I can see you looking at the photograph of this remote, and thinking, "how exactly does this fit in as a mid- to high-end remote control?" Well, actually it doesn’t. But if you’ve got a small child or two in the household, you could think of the $25 Weemote as the perfect decoy for your $300 doesn’t-like-to-be-dropped-or-spilled-on deluxe universal – a safety device, in more ways than one. Even if you haven’t yet purchased a high-end remote, it would be a lot wiser to put this cute little product in your child’s hands rather than the original remotes that often cost three times what they’re worth to replace. The concept behind the Weemote is clever: kids like the idea of having their own easy-to-use remote control, while parents can program it to access only specific channels.

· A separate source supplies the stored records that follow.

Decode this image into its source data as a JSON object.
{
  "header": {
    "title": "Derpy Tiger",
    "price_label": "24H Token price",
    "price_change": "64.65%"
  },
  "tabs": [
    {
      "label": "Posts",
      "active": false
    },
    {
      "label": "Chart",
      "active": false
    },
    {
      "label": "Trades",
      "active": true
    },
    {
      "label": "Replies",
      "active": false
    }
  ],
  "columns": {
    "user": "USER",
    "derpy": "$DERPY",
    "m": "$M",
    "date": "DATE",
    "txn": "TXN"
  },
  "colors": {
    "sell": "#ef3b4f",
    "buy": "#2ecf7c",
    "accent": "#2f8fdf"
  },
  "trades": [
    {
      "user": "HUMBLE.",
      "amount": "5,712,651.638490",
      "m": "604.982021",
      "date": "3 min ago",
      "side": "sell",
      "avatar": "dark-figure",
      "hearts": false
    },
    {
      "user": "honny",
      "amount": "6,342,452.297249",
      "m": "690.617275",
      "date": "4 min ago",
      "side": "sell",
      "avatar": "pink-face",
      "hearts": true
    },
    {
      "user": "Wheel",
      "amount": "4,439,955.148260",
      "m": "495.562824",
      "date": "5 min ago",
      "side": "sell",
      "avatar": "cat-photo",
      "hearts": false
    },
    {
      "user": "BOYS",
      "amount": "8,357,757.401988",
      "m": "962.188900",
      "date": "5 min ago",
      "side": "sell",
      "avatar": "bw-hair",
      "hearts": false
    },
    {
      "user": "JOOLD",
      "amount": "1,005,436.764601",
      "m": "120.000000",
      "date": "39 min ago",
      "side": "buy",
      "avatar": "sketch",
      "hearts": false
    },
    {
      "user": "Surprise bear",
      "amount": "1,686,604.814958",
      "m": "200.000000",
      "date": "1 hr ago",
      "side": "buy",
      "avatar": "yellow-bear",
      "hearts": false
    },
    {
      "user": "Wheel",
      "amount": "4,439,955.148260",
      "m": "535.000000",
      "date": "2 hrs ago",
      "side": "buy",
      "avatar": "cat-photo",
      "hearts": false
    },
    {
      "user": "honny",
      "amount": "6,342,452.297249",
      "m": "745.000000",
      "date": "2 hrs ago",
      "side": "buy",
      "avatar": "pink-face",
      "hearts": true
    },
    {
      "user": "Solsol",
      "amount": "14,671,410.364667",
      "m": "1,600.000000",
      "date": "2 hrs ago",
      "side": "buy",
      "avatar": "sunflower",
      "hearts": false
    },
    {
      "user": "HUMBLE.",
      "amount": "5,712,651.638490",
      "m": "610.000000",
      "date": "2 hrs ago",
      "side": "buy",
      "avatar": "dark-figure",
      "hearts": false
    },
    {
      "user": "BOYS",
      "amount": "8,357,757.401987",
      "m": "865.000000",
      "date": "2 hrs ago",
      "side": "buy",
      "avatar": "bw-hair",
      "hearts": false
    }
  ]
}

The base Weemote is almost toy-like in nature, targeted to ages 3 to 8 with a bright blue elongated plastic egg shape. The entire case is curved around the sides, except for the bottom which flattens out around the battery case. The remote features 11 large buttons – Power, Mute, Channel Up/Down, Volume Up/Down, plus five other brightly colored ones labeled from 1 through 5, each with their own unique shape. Between the power and mute buttons is a red LED that is used to indicate when the remote is transmitting a signal, or to aid in programming. While the operational purpose of most buttons is obvious, the five brightly colored ones are special in that they can be programmed with the child’s favorite channels – so if he or she likes Nickelodeon the most, button  can be programmed to enter in that channel in a single push. Not a completely original concept, but the innovative application in a remote targeted strictly to kids was brilliant. Not many young children will want to flip their way through CNN and Court TV while getting to the Cartoon Network, so the favorite channel buttons will likely be a big hit.
For those with screwdrivers...
On the bottom side of the remote are two screws. One holds the battery compartment closed – so prying hands can’t get at the two AAA batteries – while the other, located right at the bottom, secures a cover over the small parental programming panel. Undoing this screw reveals a special section with six more buttons that are used to program the Weemote. They read as TV, STB (Set Top Box), FAV, 100, 10 and 1. Since there’s a limited number of buttons, programming the Weemote can be a bit cryptic – but as there’s so little to be done, it doesn’t take much time at all. To program a preset TV code, hold the "TV" button for three seconds. When the LED at the top begins to blink, you enter the proper code using the three number buttons. So if the code you want is "123", you’d press the  button once,  button twice and  button three times. Other options let you configure whether the remote should send "Enter" each channel change, or whether three digits must be entered including leading 0’s, as for channel "008".